In Monday’s statement, Koernig said that “solar power has become very inexpensive”. Market barriers had broken down as quickly as possible, instead of new barriers having been created by the FiT and other policies to support development. Koernig went on to say also that proposals to charge a higher proportion of the EEG surcharge to self-consuming rooftop solar users and to fund rooftop solar from auctions funded by that EEG pool was also a mistake.
Many have said that the mobility and heat sectors need to pick up the baton from electricity in moving towards renewables and other emissions-limiting technologies. Image: BMW.
'Incomprehensible', 'inadequate' plans spark call for unity

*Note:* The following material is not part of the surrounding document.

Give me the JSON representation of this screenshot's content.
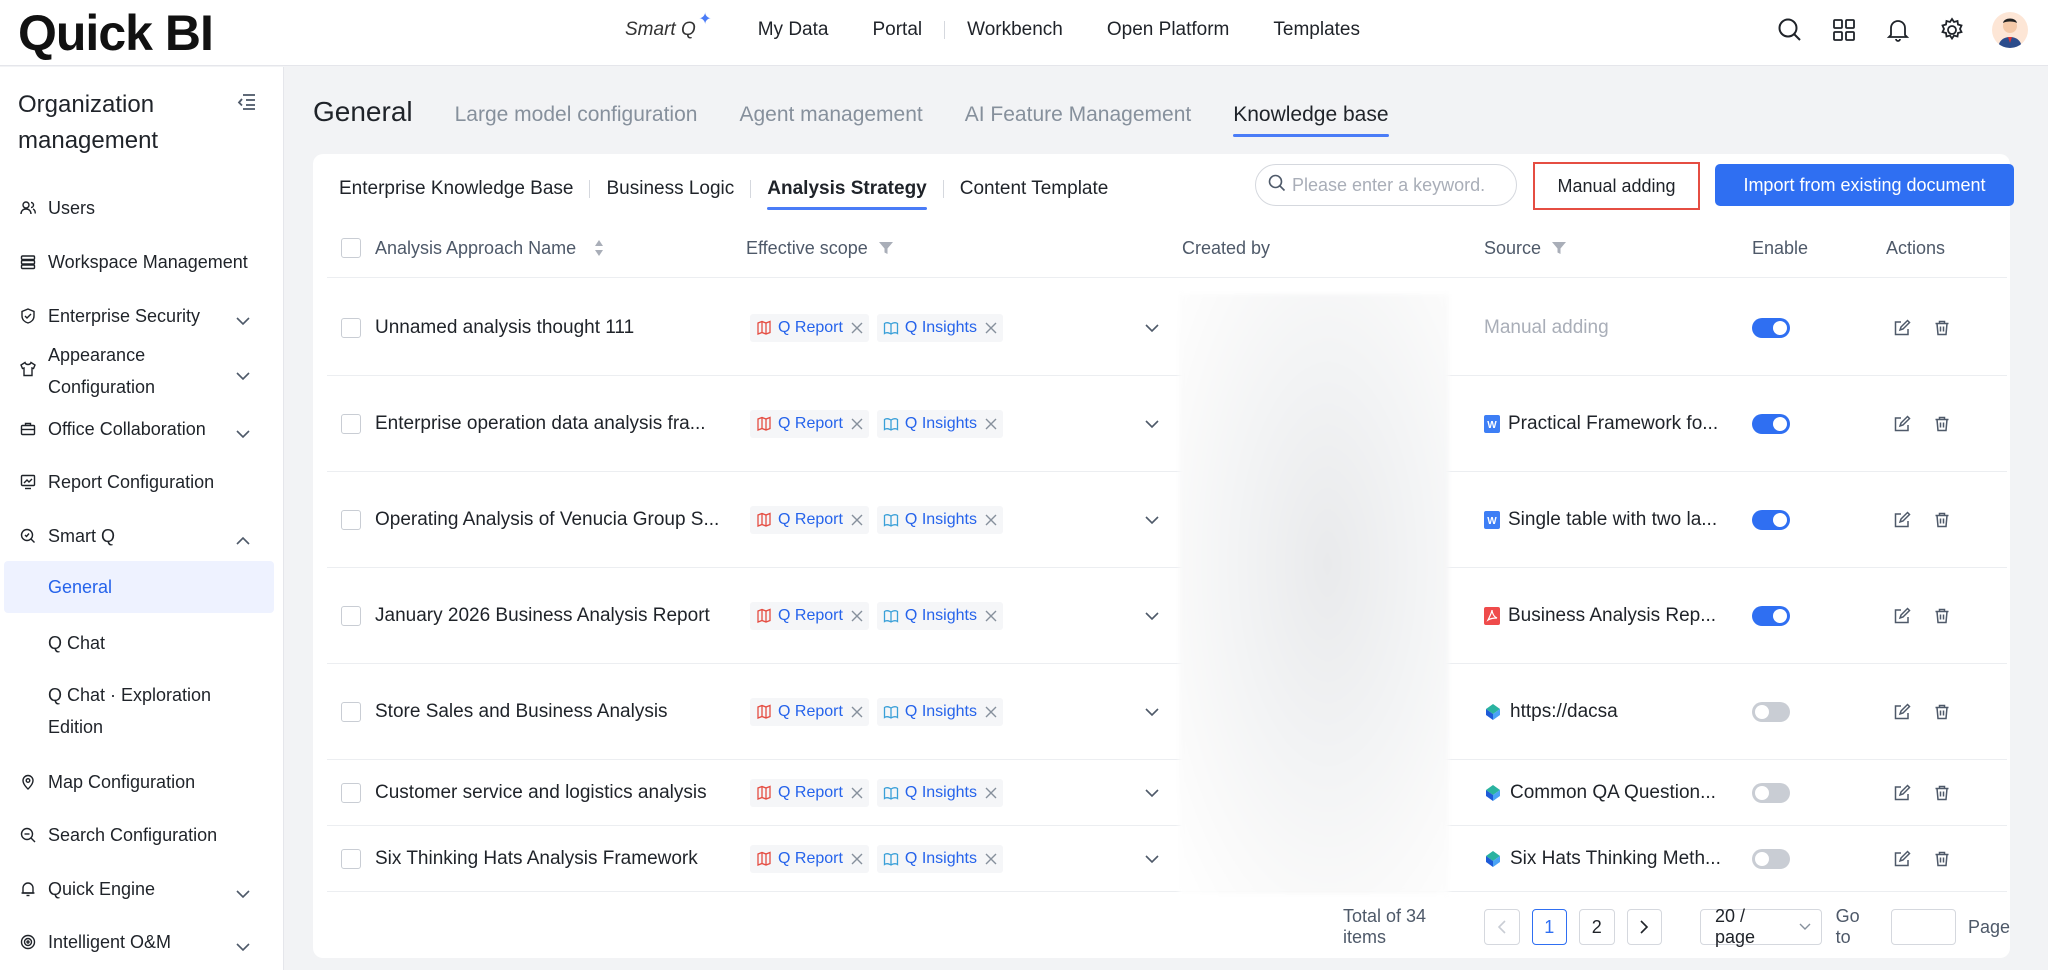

President of wind energy association Bundesverband WindEnergie Deutsch, Hermann Albers, said the limiting of onshore wind energy through the government’s use of “restrictive corridors and a complicated formula” was “incomprehensible”. Germany needed a stable domestic market populated with medium-sized players, Albers said, mentioning the existing and future export potential of the industry and the thousands of jobs created by it. Albers pleaded for the energy transition to not be left at a standstill.
Horst Seide of Fachverband Biogas said policies in place at present did not represent a compensatory function adequate to support the uptake of bioenergy.
“The present EEG is completely inadequate for the bioenergy industry”, Seide said, adding that Germany needed a statutory succession plan for existing plant sites and the government had to recognise that “moderate additional construction is possible”.
There are due to be further discussions of the EEG and the Energiewende policies this Thursday at Federal government level and BEE’s Fritz Brickwedde said citizens, municipalities, energy cooperatives and small to medium enterprises should be able to continue the “positive development” the country had already achieved.
Collectively, the associations said that government objectives to maintain diversity of industry participants, to develop necessary quantities of renewable resources and to lower costs could be achieved through the already “proven” mechanisms of the EEG. A change to tenders would put the sector at “enormous risk”, the joint statement said.
Read the joint statement here (in German).